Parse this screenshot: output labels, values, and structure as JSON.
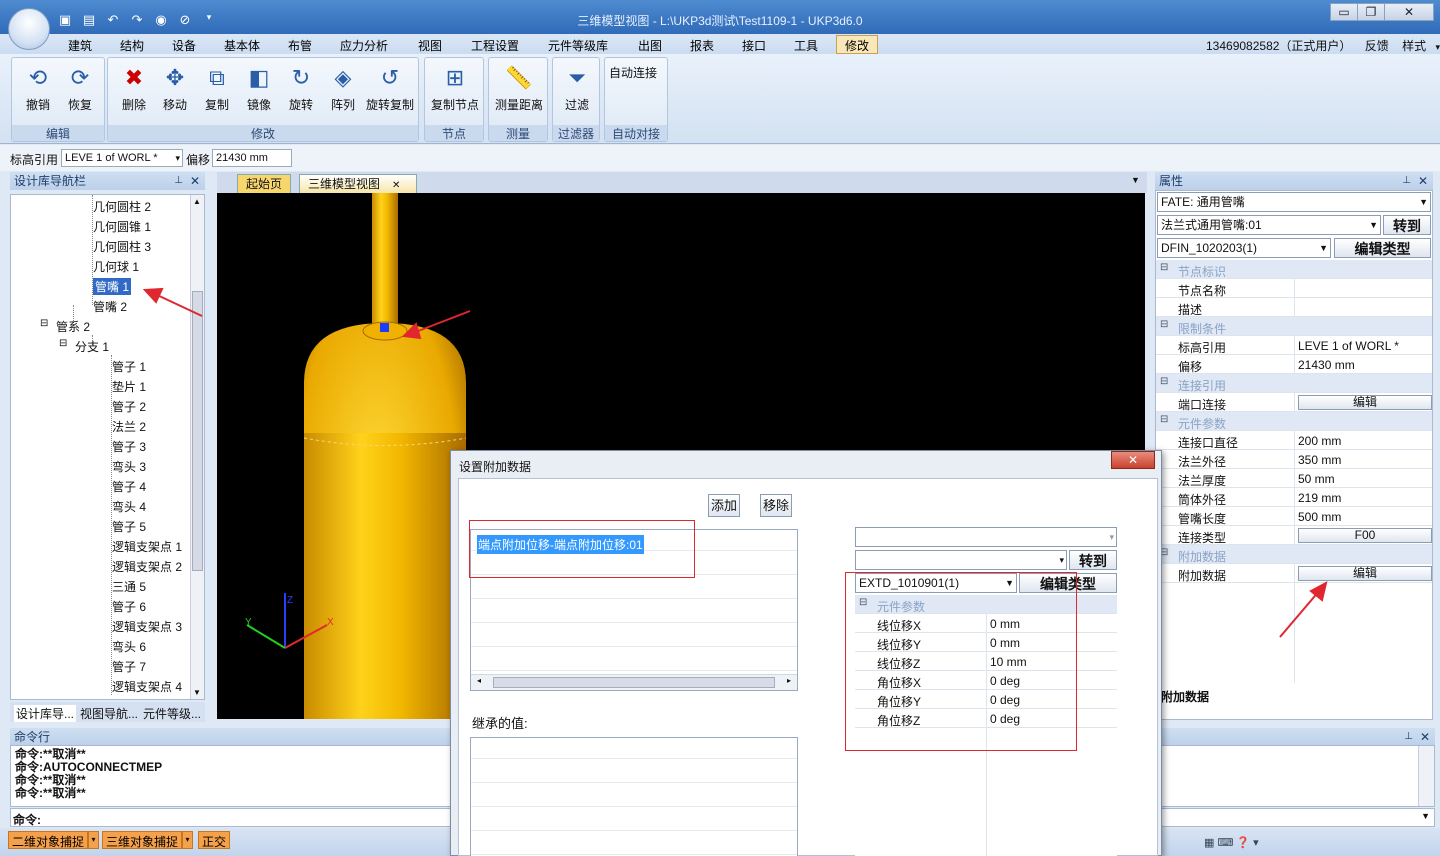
{
  "window": {
    "title": "三维模型视图 - L:\\UKP3d测试\\Test1109-1 - UKP3d6.0"
  },
  "menu": [
    "建筑",
    "结构",
    "设备",
    "基本体",
    "布管",
    "应力分析",
    "视图",
    "工程设置",
    "元件等级库",
    "出图",
    "报表",
    "接口",
    "工具",
    "修改"
  ],
  "user": {
    "info": "13469082582（正式用户）",
    "feedback": "反馈",
    "style": "样式"
  },
  "ribbon": {
    "groups": [
      {
        "label": "编辑",
        "buttons": [
          {
            "label": "撤销",
            "icon": "undo-icon"
          },
          {
            "label": "恢复",
            "icon": "redo-icon"
          }
        ]
      },
      {
        "label": "修改",
        "buttons": [
          {
            "label": "删除",
            "icon": "delete-icon"
          },
          {
            "label": "移动",
            "icon": "move-icon"
          },
          {
            "label": "复制",
            "icon": "copy-icon"
          },
          {
            "label": "镜像",
            "icon": "mirror-icon"
          },
          {
            "label": "旋转",
            "icon": "rotate-icon"
          },
          {
            "label": "阵列",
            "icon": "array-icon"
          },
          {
            "label": "旋转复制",
            "icon": "rotate-copy-icon"
          }
        ]
      },
      {
        "label": "节点",
        "buttons": [
          {
            "label": "复制节点",
            "icon": "copy-node-icon"
          }
        ]
      },
      {
        "label": "测量",
        "buttons": [
          {
            "label": "测量距离",
            "icon": "ruler-icon"
          }
        ]
      },
      {
        "label": "过滤器",
        "buttons": [
          {
            "label": "过滤",
            "icon": "filter-icon"
          }
        ]
      },
      {
        "label": "自动对接",
        "buttons": [
          {
            "label": "自动连接",
            "icon": ""
          }
        ]
      }
    ]
  },
  "bar2": {
    "elev_label": "标高引用",
    "elev_value": "LEVE 1 of WORL *",
    "offset_label": "偏移",
    "offset_value": "21430 mm"
  },
  "left_panel": {
    "title": "设计库导航栏",
    "tree": [
      "几何圆柱 2",
      "几何圆锥 1",
      "几何圆柱 3",
      "几何球 1",
      "管嘴 1",
      "管嘴 2",
      "管系 2",
      "分支 1",
      "管子 1",
      "垫片 1",
      "管子 2",
      "法兰 2",
      "管子 3",
      "弯头 3",
      "管子 4",
      "弯头 4",
      "管子 5",
      "逻辑支架点 1",
      "逻辑支架点 2",
      "三通 5",
      "管子 6",
      "逻辑支架点 3",
      "弯头 6",
      "管子 7",
      "逻辑支架点 4"
    ],
    "selected_index": 4,
    "tabs": [
      "设计库导...",
      "视图导航...",
      "元件等级..."
    ]
  },
  "doc_tabs": [
    "起始页",
    "三维模型视图"
  ],
  "right_panel": {
    "title": "属性",
    "fate": "FATE: 通用管嘴",
    "combo1": "法兰式通用管嘴:01",
    "goto": "转到",
    "combo2": "DFIN_1020203(1)",
    "edit_type": "编辑类型",
    "rows": [
      {
        "k": "节点标识",
        "cat": true
      },
      {
        "k": "节点名称",
        "v": ""
      },
      {
        "k": "描述",
        "v": ""
      },
      {
        "k": "限制条件",
        "cat": true
      },
      {
        "k": "标高引用",
        "v": "LEVE 1 of WORL *"
      },
      {
        "k": "偏移",
        "v": "21430 mm"
      },
      {
        "k": "连接引用",
        "cat": true
      },
      {
        "k": "端口连接",
        "v": "编辑",
        "btn": true
      },
      {
        "k": "元件参数",
        "cat": true
      },
      {
        "k": "连接口直径",
        "v": "200 mm"
      },
      {
        "k": "法兰外径",
        "v": "350 mm"
      },
      {
        "k": "法兰厚度",
        "v": "50 mm"
      },
      {
        "k": "筒体外径",
        "v": "219 mm"
      },
      {
        "k": "管嘴长度",
        "v": "500 mm"
      },
      {
        "k": "连接类型",
        "v": "F00",
        "btn": true
      },
      {
        "k": "附加数据",
        "cat": true
      },
      {
        "k": "附加数据",
        "v": "编辑",
        "btn": true
      }
    ],
    "footer": "附加数据"
  },
  "command": {
    "title": "命令行",
    "lines": [
      "命令:**取消**",
      "命令:AUTOCONNECTMEP",
      "命令:**取消**",
      "命令:**取消**"
    ],
    "prompt": "命令:"
  },
  "status": {
    "btn1": "二维对象捕捉",
    "btn2": "三维对象捕捉",
    "btn3": "正交"
  },
  "dialog": {
    "title": "设置附加数据",
    "add": "添加",
    "remove": "移除",
    "list_item": "端点附加位移-端点附加位移:01",
    "inherited_label": "继承的值:",
    "goto": "转到",
    "combo": "EXTD_1010901(1)",
    "edit_type": "编辑类型",
    "cat": "元件参数",
    "params": [
      {
        "k": "线位移X",
        "v": "0 mm"
      },
      {
        "k": "线位移Y",
        "v": "0 mm"
      },
      {
        "k": "线位移Z",
        "v": "10 mm"
      },
      {
        "k": "角位移X",
        "v": "0 deg"
      },
      {
        "k": "角位移Y",
        "v": "0 deg"
      },
      {
        "k": "角位移Z",
        "v": "0 deg"
      }
    ]
  },
  "axes": {
    "x": "X",
    "y": "Y",
    "z": "Z"
  }
}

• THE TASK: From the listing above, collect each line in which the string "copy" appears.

• TASK RESULT:
            "icon": "copy-icon"
            "icon": "rotate-copy-icon"
            "icon": "copy-node-icon"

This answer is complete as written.